On The Departure’s lead single, ‘Marry You’, we are introduced to a flavour that we haven’t necessarily come to expect from Siobhan Wilson’s music. Her new toy, a low-rumbling, growling Baritone Gretsch guitar, paints the track with a fiery 90s alternative coat. Without it, the track could conceivably be misconstrued as a blinking-eyed, submissively romantic love letter. With this growl, it adopts a stance of autonomy and independence, a controlling agency that Wilson embodies throughout this second album.

Wilson’s message is clear. On ‘April’, she sings, “Read a novel if you want/ Be a model if you want/ Reinvent whatever you want/ Or be as simple as you want.” The understated string arrangement that underscores the words does nothing to obstruct them, but rather imbues them with a surge of can-do optimism. This is an album that sets out to deal with the heaviest of the contemporary malaises – identity politics and the difficulty of maintaining self-worth in a social media-riven climate.

‘All Dressed Up Tonight (Better Than I Ever Did With You)’, also adorning the low-slung grizzle of the Gretsch in direct counterpoint to the sweet pop melody that Wilson sings over the top, tackles head-on the complexities surrounding female objectification, especially the potentially destructive internalisation thereof. The song is the antidote, a paean to taking back control of your image in order to take back control of our control. The issues are made manifest on the excellent track ‘Unconquerable’, which features a co-lead vocal from Honeyblood’s Stina Tweeddale, as the two external voices roleplay their two inner counterparts (“You’re meant to be modest and humble” / “Are we forever to tread the line between being human and being divine?”). This expression of the internal quarrel is direct and effective, a succession of punch-the-air moments.

Wilson is pointedly less direct elsewhere. The esoteric track ‘Stars Are Nonzero’ boasts decidedly more oblique, expressionistic writing (“Grief has feathers, that’s why it understands”), which strays a little more into the art-rock experimental waters for which the Edinburgh-based singer-songwriter had initially become noticed. Where 2017 debut There Are No Saints drew on her background in classical music and her taste for the pushing of a boundary, this album does not want anything to obfuscate its message. Wilson takes this to some significant end-point on tracks such as ‘Reflections’, which finds her stripping away virtually all complexity, leaving nothing but a hushed, finger-plucked guitar, her voice and some ambient effects. Wilson ekes a tear-inducing volume of emotion from this most elementary of arrangements, a testament to her intuitive understanding of her own voice.

Once again, Wilson draws upon her years spent living in Paris, singing two French language covers, both of vintage 60s chansons. Serge Gainsbourg’s ‘Ne Dis Rien’ (Say Nothing) is reimagined in a strangely digitised version, but its inclusion serves as a marked contrast to the inversely titled ‘Dis Quand Reviendras-Tu?’ (When Will You Come Back?), the potentially problematic gender dynamic of the former (especially given its author’s track record) overturned by the latter in another smart and pointed critique of our misogyny-riddled times.

This album certainly does mark a “departure” for Siobhan Wilson, but it sheds none of her allure.
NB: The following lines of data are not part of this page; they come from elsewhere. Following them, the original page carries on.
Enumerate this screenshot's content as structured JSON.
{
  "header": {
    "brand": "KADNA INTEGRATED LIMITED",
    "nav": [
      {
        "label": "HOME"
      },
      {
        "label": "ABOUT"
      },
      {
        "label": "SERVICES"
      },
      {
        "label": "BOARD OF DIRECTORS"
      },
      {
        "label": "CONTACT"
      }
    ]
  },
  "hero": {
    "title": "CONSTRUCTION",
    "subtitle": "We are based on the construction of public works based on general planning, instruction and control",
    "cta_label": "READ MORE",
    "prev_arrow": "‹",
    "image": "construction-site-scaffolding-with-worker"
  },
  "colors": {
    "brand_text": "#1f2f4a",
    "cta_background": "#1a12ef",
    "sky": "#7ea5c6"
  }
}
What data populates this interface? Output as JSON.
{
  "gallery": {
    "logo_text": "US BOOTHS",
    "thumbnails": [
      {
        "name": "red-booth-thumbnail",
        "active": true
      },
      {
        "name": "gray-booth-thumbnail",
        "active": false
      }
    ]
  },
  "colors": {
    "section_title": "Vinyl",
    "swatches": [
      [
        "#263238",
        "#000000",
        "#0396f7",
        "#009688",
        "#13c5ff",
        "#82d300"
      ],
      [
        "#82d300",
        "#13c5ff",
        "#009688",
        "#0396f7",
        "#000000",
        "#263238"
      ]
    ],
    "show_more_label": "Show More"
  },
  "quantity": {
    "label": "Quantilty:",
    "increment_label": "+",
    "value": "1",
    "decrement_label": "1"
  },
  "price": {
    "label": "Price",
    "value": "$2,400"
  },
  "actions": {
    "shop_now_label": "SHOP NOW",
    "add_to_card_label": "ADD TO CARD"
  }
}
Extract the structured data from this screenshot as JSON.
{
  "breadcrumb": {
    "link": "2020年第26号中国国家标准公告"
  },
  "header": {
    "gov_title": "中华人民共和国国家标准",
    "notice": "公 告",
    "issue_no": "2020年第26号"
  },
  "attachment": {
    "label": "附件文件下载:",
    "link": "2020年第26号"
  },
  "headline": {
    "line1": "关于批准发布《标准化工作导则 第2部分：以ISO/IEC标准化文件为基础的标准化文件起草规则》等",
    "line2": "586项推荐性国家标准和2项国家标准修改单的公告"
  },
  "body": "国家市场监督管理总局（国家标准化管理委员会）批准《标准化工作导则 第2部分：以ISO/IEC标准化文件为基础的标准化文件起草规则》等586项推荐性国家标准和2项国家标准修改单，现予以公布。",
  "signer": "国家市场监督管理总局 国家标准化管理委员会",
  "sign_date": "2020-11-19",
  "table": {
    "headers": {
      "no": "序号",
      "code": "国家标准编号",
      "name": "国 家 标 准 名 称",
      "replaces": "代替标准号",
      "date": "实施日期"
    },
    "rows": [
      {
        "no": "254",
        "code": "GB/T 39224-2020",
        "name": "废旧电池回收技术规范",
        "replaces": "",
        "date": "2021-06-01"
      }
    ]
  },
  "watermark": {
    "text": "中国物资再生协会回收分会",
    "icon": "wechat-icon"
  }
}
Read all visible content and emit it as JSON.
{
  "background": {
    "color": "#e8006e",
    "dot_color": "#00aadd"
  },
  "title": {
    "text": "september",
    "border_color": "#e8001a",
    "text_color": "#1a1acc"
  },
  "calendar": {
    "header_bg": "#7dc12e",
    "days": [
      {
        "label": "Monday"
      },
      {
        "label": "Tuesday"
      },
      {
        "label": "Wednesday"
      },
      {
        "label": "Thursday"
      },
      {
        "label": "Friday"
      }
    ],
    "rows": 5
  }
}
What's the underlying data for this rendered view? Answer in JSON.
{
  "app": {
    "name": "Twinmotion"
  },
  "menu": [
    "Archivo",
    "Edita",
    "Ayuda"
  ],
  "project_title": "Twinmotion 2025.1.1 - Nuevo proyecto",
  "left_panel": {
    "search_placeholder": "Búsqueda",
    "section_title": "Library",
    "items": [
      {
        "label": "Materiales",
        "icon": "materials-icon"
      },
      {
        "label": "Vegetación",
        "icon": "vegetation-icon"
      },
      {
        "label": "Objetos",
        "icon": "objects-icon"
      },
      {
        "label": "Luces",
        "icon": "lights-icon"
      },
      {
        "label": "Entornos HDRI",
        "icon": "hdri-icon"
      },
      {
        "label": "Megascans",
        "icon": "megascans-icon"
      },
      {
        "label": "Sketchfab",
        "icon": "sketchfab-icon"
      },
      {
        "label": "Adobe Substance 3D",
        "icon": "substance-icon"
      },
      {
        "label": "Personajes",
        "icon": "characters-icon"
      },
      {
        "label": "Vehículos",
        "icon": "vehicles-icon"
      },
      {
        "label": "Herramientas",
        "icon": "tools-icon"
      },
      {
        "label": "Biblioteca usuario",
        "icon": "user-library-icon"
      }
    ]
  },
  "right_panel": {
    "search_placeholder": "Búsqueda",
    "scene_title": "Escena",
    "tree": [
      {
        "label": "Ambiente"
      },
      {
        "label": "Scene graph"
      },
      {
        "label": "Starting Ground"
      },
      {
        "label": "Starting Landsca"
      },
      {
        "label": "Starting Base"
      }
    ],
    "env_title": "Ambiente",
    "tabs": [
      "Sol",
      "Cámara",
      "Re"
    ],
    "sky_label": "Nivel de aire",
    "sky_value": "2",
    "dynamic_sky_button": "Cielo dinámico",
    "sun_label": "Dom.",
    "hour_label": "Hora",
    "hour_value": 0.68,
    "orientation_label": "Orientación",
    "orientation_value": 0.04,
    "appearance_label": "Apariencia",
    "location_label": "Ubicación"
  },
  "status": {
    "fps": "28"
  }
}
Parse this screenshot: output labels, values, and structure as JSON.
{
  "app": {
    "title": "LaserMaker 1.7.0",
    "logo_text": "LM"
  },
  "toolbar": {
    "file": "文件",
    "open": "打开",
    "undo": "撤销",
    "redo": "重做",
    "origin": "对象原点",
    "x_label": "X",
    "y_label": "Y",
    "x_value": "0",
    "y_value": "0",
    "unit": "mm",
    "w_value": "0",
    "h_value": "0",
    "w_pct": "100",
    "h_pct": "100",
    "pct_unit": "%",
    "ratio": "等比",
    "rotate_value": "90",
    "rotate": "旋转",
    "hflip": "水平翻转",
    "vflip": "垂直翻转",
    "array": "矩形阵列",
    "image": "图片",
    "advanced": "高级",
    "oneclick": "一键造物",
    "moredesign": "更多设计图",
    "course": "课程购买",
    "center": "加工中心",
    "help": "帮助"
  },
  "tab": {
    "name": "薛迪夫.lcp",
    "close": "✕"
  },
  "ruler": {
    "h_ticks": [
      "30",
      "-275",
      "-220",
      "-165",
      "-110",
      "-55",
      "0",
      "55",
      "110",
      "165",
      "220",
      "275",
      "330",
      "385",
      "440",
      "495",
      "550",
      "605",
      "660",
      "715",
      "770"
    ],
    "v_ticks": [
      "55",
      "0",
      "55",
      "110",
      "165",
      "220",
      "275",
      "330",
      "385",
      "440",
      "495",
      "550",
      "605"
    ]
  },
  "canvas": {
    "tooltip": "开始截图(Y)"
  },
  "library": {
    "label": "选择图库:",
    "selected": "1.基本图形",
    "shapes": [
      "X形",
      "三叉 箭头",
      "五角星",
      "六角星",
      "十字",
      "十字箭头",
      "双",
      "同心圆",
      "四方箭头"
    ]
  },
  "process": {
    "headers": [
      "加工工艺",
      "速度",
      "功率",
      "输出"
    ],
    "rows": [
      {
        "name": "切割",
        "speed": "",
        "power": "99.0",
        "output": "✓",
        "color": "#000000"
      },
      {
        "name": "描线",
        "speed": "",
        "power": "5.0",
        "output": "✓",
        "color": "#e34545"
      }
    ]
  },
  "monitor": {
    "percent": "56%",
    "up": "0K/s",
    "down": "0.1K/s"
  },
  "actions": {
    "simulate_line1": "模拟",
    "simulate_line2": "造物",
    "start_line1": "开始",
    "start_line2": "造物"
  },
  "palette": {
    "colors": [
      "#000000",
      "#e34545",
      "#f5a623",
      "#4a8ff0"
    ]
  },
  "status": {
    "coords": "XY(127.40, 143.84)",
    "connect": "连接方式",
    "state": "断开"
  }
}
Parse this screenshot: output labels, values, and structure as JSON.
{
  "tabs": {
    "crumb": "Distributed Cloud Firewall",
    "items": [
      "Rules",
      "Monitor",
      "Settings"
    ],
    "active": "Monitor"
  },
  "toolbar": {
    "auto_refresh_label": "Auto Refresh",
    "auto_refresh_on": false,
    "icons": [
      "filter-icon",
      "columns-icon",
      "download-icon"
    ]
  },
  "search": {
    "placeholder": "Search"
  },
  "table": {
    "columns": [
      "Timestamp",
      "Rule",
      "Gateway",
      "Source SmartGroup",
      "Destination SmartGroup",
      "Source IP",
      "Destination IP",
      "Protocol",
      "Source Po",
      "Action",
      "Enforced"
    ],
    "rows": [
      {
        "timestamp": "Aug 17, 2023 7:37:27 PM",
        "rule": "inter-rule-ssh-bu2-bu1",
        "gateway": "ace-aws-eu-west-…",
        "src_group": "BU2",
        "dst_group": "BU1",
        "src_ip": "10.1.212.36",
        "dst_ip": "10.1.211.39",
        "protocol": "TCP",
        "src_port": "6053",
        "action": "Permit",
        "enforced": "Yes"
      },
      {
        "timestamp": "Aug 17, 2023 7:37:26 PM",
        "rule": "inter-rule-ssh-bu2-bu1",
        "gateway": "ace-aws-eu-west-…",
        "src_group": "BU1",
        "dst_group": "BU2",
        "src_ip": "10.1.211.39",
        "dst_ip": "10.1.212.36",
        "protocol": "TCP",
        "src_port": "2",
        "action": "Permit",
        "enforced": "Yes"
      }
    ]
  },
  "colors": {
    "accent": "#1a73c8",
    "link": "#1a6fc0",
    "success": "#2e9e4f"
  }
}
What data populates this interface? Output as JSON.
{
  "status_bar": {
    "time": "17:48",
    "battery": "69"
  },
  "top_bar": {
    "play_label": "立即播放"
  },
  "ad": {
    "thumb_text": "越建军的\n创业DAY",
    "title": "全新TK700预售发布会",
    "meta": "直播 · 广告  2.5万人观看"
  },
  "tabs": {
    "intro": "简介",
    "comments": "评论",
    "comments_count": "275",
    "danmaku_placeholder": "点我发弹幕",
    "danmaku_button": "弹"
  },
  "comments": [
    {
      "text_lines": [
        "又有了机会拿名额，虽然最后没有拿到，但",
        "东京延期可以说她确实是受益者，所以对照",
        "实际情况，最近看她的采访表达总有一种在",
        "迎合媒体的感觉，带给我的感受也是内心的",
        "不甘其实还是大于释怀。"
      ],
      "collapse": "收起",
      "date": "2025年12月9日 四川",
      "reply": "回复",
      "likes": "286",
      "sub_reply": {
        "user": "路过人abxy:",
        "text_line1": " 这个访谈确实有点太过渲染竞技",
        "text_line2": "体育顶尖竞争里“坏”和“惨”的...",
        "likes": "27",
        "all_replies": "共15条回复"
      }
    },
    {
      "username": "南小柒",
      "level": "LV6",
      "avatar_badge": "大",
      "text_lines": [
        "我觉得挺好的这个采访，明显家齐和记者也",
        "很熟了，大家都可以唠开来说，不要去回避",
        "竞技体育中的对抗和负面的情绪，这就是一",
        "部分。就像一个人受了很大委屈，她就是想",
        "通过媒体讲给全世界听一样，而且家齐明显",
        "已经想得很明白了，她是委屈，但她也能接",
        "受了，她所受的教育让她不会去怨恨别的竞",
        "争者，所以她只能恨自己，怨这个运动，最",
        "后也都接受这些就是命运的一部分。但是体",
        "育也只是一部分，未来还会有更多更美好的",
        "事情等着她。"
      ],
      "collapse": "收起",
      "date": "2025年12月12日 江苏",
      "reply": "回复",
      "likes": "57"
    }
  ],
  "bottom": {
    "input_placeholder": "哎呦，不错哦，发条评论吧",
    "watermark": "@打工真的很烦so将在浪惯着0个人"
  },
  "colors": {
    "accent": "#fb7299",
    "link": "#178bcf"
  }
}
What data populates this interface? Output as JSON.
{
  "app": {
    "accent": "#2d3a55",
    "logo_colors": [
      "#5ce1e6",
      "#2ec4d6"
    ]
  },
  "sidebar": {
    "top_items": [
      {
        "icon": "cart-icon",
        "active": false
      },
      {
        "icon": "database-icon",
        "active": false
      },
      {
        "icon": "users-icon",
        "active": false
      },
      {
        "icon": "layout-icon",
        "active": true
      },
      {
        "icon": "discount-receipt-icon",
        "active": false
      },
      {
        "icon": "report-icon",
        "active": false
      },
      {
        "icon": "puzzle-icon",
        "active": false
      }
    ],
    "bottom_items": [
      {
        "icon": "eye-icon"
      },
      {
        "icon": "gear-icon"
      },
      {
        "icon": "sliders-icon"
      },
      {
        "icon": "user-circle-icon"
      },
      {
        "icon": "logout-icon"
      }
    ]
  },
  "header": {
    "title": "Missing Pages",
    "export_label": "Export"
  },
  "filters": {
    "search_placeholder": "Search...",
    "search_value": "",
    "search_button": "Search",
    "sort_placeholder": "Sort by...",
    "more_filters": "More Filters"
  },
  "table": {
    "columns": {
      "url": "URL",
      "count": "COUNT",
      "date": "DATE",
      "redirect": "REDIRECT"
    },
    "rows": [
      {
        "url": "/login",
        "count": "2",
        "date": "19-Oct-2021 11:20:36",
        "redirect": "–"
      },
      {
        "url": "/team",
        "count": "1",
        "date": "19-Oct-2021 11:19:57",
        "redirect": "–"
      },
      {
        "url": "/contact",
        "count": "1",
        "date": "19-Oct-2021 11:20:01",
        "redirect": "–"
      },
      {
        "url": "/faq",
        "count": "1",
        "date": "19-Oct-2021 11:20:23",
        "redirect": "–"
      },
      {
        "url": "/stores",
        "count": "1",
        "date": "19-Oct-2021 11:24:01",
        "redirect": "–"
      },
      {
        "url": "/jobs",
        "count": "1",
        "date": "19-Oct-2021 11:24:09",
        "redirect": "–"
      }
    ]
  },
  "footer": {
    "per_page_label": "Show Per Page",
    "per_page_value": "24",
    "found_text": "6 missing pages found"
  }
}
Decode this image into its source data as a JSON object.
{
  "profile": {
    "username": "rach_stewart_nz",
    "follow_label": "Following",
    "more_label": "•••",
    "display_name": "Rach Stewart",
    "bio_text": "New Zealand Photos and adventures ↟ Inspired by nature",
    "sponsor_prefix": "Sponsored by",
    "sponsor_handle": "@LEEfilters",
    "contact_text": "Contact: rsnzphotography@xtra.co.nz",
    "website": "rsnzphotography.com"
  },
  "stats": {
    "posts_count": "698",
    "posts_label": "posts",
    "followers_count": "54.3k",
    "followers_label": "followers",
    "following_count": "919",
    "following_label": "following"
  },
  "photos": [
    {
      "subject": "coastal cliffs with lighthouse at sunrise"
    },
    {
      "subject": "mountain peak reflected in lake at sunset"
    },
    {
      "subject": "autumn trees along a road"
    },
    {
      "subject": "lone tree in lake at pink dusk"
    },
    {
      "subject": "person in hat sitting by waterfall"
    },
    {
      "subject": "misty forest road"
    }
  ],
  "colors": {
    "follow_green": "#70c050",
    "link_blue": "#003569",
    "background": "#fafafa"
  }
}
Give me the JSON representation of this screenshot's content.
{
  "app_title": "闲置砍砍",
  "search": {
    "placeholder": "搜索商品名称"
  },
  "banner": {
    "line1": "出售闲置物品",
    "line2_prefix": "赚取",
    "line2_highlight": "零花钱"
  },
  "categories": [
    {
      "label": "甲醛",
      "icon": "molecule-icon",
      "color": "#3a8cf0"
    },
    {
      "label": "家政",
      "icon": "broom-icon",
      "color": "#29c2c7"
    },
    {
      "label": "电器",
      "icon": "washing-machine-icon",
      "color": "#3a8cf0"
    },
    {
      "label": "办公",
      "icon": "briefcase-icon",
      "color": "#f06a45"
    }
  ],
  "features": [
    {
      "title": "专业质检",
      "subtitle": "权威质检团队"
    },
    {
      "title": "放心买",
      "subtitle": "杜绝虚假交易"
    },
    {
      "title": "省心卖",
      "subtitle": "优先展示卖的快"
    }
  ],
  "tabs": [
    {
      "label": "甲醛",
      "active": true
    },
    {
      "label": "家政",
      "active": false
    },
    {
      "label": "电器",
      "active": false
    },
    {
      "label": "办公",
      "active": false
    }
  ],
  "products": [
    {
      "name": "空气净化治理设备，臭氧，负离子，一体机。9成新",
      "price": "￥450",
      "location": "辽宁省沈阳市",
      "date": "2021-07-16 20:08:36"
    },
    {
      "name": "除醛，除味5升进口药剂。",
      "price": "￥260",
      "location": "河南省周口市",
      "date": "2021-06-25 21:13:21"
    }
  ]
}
With her experimental tendencies still in her back pocket, it will be interesting to see how the differing approaches of her first two albums foreshadow what lies in her future.